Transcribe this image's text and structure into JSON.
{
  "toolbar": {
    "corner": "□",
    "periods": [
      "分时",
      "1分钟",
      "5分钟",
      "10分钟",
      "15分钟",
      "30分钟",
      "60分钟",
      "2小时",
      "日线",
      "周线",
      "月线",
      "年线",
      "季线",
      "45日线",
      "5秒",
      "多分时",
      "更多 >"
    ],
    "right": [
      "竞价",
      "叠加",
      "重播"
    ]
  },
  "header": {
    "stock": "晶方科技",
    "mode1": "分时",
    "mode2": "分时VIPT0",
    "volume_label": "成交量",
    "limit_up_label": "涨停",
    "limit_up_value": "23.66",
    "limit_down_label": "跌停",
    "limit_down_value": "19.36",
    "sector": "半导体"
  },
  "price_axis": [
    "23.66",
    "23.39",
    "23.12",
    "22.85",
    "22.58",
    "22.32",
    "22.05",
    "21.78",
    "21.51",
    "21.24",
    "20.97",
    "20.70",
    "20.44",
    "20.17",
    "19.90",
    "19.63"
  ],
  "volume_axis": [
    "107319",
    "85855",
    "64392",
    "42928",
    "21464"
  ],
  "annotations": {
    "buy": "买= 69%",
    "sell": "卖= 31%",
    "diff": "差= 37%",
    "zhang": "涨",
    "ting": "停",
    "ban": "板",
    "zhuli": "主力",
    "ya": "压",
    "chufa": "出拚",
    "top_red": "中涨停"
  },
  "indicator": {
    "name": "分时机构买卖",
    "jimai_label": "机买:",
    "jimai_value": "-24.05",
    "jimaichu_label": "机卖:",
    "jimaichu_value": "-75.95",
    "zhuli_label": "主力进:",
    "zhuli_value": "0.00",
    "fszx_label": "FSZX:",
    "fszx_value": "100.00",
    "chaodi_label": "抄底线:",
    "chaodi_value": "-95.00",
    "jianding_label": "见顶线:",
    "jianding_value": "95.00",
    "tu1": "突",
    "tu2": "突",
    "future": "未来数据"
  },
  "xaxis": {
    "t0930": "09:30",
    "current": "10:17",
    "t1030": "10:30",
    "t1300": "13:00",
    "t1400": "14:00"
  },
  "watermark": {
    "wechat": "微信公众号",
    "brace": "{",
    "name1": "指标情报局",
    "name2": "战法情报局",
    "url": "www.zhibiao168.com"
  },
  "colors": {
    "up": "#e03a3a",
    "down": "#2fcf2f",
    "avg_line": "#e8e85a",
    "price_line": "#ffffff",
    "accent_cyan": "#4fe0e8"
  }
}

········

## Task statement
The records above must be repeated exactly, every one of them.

## Written answer
Transcribe this image's text and structure into JSON.
{
  "toolbar": {
    "corner": "□",
    "periods": [
      "分时",
      "1分钟",
      "5分钟",
      "10分钟",
      "15分钟",
      "30分钟",
      "60分钟",
      "2小时",
      "日线",
      "周线",
      "月线",
      "年线",
      "季线",
      "45日线",
      "5秒",
      "多分时",
      "更多 >"
    ],
    "right": [
      "竞价",
      "叠加",
      "重播"
    ]
  },
  "header": {
    "stock": "晶方科技",
    "mode1": "分时",
    "mode2": "分时VIPT0",
    "volume_label": "成交量",
    "limit_up_label": "涨停",
    "limit_up_value": "23.66",
    "limit_down_label": "跌停",
    "limit_down_value": "19.36",
    "sector": "半导体"
  },
  "price_axis": [
    "23.66",
    "23.39",
    "23.12",
    "22.85",
    "22.58",
    "22.32",
    "22.05",
    "21.78",
    "21.51",
    "21.24",
    "20.97",
    "20.70",
    "20.44",
    "20.17",
    "19.90",
    "19.63"
  ],
  "volume_axis": [
    "107319",
    "85855",
    "64392",
    "42928",
    "21464"
  ],
  "annotations": {
    "buy": "买= 69%",
    "sell": "卖= 31%",
    "diff": "差= 37%",
    "zhang": "涨",
    "ting": "停",
    "ban": "板",
    "zhuli": "主力",
    "ya": "压",
    "chufa": "出拚",
    "top_red": "中涨停"
  },
  "indicator": {
    "name": "分时机构买卖",
    "jimai_label": "机买:",
    "jimai_value": "-24.05",
    "jimaichu_label": "机卖:",
    "jimaichu_value": "-75.95",
    "zhuli_label": "主力进:",
    "zhuli_value": "0.00",
    "fszx_label": "FSZX:",
    "fszx_value": "100.00",
    "chaodi_label": "抄底线:",
    "chaodi_value": "-95.00",
    "jianding_label": "见顶线:",
    "jianding_value": "95.00",
    "tu1": "突",
    "tu2": "突",
    "future": "未来数据"
  },
  "xaxis": {
    "t0930": "09:30",
    "current": "10:17",
    "t1030": "10:30",
    "t1300": "13:00",
    "t1400": "14:00"
  },
  "watermark": {
    "wechat": "微信公众号",
    "brace": "{",
    "name1": "指标情报局",
    "name2": "战法情报局",
    "url": "www.zhibiao168.com"
  },
  "colors": {
    "up": "#e03a3a",
    "down": "#2fcf2f",
    "avg_line": "#e8e85a",
    "price_line": "#ffffff",
    "accent_cyan": "#4fe0e8"
  }
}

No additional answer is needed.